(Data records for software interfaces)
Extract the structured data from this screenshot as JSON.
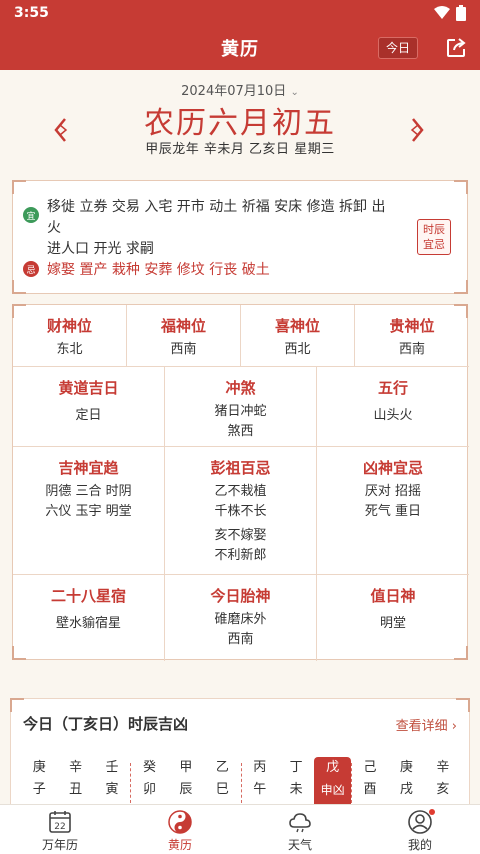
{
  "status": {
    "time": "3:55"
  },
  "header": {
    "title": "黄历",
    "today_label": "今日"
  },
  "date": {
    "solar": "2024年07月10日",
    "lunar": "农历六月初五",
    "ganzhi": "甲辰龙年 辛未月 乙亥日 星期三"
  },
  "yiji": {
    "yi_badge": "宜",
    "yi_line1": "移徙 立券 交易 入宅 开市 动土 祈福 安床 修造 拆卸 出火",
    "yi_line2": "进人口 开光 求嗣",
    "ji_badge": "忌",
    "ji_text": "嫁娶 置产 栽种 安葬 修坟 行丧 破土",
    "shichen_btn_line1": "时辰",
    "shichen_btn_line2": "宜忌"
  },
  "gods": [
    {
      "label": "财神位",
      "value": "东北"
    },
    {
      "label": "福神位",
      "value": "西南"
    },
    {
      "label": "喜神位",
      "value": "西北"
    },
    {
      "label": "贵神位",
      "value": "西南"
    }
  ],
  "row2": [
    {
      "label": "黄道吉日",
      "lines": [
        "定日"
      ]
    },
    {
      "label": "冲煞",
      "lines": [
        "猪日冲蛇",
        "煞西"
      ]
    },
    {
      "label": "五行",
      "lines": [
        "山头火"
      ]
    }
  ],
  "row3": [
    {
      "label": "吉神宜趋",
      "lines": [
        "阴德 三合 时阴",
        "六仪 玉宇 明堂"
      ]
    },
    {
      "label": "彭祖百忌",
      "lines": [
        "乙不栽植",
        "千株不长",
        "亥不嫁娶",
        "不利新郎"
      ]
    },
    {
      "label": "凶神宜忌",
      "lines": [
        "厌对 招摇",
        "死气 重日"
      ]
    }
  ],
  "row4": [
    {
      "label": "二十八星宿",
      "lines": [
        "壁水貐宿星"
      ]
    },
    {
      "label": "今日胎神",
      "lines": [
        "碓磨床外",
        "西南"
      ]
    },
    {
      "label": "值日神",
      "lines": [
        "明堂"
      ]
    }
  ],
  "shichen": {
    "title": "今日（丁亥日）时辰吉凶",
    "more": "查看详细",
    "hours": [
      {
        "top": "庚",
        "bottom": "子"
      },
      {
        "top": "辛",
        "bottom": "丑"
      },
      {
        "top": "壬",
        "bottom": "寅"
      },
      {
        "top": "癸",
        "bottom": "卯"
      },
      {
        "top": "甲",
        "bottom": "辰"
      },
      {
        "top": "乙",
        "bottom": "巳"
      },
      {
        "top": "丙",
        "bottom": "午"
      },
      {
        "top": "丁",
        "bottom": "未"
      },
      {
        "top": "戊",
        "bottom": "申凶"
      },
      {
        "top": "己",
        "bottom": "酉"
      },
      {
        "top": "庚",
        "bottom": "戌"
      },
      {
        "top": "辛",
        "bottom": "亥"
      }
    ]
  },
  "tabs": [
    {
      "label": "万年历",
      "icon": "calendar-icon",
      "icon_text": "22"
    },
    {
      "label": "黄历",
      "icon": "yinyang-icon"
    },
    {
      "label": "天气",
      "icon": "weather-icon"
    },
    {
      "label": "我的",
      "icon": "profile-icon"
    }
  ],
  "colors": {
    "primary": "#c63b34",
    "yi_green": "#3d9a5a",
    "background": "#faf6ef"
  }
}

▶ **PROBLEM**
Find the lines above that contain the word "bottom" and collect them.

▶ **SOLUTION BELOW**
        "bottom": "子"
        "bottom": "丑"
        "bottom": "寅"
        "bottom": "卯"
        "bottom": "辰"
        "bottom": "巳"
        "bottom": "午"
        "bottom": "未"
        "bottom": "申凶"
        "bottom": "酉"
        "bottom": "戌"
        "bottom": "亥"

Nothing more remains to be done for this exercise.